If democracy should eventually fail, it will be by popular vote!

No totalitarian or fundamentalist regime has the means to challenge the military might that results from the wealth generated by free enterprise. What crazed ego-maniacal self-proclaimed leaders opposed to freedom and free enterprise might be unable to do, advanced societies might still achieve on their own.

In the unlikely but not implausible free world implosion scenario, the voting citizens and politicians alike will never conscientiously oppose a free society ideology. Nor will anyone be coerced.

Rather, losing the traceability between the freedoms and prosperity enjoyed and the underlying mechanisms driving these outcomes, the masses will vote for reasonably sounding initiatives that are nontheless out of touch with those very mechanisms. This evolution to the proliferation of just such a mindset does not unfortunately exclusively belong in the realm of science fiction. Latent Industrial Revolution, neo-Marxist and materialist credo world views continue to exist in the collective psyche. Communism was decidedly defeated at the end of the Cold War but the class struggle mentality central to its ideology is witnessing a revival by way of the social inequality argument.
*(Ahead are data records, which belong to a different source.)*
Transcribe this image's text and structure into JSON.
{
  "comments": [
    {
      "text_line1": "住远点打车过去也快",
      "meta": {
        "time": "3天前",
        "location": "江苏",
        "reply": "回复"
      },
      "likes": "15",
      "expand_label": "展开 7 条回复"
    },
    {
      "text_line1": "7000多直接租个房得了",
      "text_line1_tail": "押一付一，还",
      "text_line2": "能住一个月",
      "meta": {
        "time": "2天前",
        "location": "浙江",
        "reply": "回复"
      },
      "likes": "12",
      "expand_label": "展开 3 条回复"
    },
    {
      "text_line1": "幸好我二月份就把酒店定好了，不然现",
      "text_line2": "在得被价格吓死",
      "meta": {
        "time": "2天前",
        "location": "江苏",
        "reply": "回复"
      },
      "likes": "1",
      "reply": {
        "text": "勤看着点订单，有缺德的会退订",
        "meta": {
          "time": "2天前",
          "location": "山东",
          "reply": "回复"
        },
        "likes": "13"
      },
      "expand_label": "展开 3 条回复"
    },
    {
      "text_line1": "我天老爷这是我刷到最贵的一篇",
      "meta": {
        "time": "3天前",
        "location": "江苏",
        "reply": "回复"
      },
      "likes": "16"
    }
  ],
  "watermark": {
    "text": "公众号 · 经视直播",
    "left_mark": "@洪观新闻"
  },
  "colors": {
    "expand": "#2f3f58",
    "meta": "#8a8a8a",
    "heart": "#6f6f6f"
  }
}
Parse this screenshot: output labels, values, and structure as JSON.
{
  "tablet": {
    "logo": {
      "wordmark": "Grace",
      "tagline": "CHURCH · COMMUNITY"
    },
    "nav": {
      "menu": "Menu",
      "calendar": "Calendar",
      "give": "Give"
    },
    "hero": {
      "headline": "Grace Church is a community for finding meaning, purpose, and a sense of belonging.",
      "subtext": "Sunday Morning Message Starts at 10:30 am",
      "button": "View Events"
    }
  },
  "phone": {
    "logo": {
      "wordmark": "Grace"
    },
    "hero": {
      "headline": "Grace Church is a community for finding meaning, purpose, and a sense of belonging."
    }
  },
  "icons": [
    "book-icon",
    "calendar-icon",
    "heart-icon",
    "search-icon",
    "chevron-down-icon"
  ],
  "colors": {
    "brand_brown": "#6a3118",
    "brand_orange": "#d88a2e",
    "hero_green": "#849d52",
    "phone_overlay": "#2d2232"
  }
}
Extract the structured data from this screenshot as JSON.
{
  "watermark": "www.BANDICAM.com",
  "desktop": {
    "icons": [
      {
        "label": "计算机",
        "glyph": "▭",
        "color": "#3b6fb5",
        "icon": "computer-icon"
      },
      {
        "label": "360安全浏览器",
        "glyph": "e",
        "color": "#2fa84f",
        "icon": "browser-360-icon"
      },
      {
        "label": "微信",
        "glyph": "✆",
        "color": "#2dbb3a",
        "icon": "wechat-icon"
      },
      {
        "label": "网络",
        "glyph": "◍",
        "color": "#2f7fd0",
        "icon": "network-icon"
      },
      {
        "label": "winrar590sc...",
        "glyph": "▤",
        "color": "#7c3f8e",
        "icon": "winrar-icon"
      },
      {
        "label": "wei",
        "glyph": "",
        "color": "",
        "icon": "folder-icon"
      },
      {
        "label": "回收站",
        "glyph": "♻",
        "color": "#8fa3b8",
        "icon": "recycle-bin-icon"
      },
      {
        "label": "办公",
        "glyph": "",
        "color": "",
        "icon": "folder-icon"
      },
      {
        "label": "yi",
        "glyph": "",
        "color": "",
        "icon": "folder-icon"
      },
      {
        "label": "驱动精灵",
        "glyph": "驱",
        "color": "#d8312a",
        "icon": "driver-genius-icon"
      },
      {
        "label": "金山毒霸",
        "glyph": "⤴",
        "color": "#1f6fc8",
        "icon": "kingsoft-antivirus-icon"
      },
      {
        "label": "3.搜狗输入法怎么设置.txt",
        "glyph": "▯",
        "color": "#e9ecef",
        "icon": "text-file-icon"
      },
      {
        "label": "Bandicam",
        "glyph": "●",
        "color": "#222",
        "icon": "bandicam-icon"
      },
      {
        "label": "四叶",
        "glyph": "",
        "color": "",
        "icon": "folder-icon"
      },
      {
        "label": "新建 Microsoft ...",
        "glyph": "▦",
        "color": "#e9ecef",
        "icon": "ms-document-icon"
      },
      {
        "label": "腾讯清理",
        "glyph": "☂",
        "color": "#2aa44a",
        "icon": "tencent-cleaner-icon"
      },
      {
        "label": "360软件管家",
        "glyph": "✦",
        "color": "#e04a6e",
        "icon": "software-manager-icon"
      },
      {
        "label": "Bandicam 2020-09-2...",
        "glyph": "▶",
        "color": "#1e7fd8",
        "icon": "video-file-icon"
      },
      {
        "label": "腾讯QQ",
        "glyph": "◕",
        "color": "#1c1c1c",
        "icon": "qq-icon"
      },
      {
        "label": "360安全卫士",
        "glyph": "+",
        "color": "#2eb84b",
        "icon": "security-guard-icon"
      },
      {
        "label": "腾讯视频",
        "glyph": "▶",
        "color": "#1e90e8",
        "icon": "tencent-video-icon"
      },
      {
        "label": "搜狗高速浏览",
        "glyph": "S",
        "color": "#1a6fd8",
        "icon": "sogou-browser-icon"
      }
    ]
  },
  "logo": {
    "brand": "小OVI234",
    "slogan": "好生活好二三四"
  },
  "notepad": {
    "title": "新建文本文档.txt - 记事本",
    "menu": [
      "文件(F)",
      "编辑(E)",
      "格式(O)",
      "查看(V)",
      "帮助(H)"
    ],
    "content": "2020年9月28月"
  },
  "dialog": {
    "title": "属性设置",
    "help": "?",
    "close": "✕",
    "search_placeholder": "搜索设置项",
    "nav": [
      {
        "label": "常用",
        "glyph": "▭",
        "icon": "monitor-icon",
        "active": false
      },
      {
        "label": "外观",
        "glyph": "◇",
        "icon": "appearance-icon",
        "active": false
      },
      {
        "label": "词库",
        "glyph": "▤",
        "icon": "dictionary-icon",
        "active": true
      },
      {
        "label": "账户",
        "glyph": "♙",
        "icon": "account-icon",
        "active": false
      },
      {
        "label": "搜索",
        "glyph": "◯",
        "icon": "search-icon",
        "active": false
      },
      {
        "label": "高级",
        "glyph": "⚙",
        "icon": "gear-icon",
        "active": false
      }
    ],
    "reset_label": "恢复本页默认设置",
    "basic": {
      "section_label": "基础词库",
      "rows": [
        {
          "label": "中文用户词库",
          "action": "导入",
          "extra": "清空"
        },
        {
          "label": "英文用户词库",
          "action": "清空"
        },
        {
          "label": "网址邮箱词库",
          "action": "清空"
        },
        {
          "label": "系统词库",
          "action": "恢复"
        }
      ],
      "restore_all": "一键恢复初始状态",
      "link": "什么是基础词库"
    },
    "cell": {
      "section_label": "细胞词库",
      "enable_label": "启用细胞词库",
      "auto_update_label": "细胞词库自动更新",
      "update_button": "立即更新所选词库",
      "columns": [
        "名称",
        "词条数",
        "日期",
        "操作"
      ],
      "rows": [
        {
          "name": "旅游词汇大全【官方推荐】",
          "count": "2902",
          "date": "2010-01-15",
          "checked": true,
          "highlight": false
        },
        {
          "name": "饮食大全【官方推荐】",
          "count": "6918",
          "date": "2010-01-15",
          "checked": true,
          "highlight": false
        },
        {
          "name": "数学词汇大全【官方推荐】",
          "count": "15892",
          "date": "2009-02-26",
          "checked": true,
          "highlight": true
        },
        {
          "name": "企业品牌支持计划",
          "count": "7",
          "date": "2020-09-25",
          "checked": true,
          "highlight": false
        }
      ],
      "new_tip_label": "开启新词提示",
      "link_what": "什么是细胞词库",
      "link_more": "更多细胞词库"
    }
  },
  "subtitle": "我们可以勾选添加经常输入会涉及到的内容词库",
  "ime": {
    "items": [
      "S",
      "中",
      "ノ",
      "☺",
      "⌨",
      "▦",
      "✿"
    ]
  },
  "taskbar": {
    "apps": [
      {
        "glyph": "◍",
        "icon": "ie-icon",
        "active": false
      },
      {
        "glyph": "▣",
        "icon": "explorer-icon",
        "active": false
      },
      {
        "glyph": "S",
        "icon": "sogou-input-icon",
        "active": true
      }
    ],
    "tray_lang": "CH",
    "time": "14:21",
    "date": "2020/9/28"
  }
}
Once the mechanisms of prosperity are compromised, the visible means of strength of the free world will also eventually fail, leading to a power vacuum that invites alternatives. And unfortunately those alternatives exist in the form of fundamentalist and totalitarian ideologies.

The weak signals that support the theory sketched above are unfortunately already apparent in the latest developments on the international geo-political theatre. The U.S., the world’s leading democracy, is fortunately far from an inflection point. However, things have to be put into dynamic perspective. The evolution dynamic described by the above scenario implies huge inertial timeframes. If the wrong world view gains traction, the avalanche effect may kick in and a reversal of fate could take not decades, but hundreds of years. That is to say, mentalities operate on generational timeframes.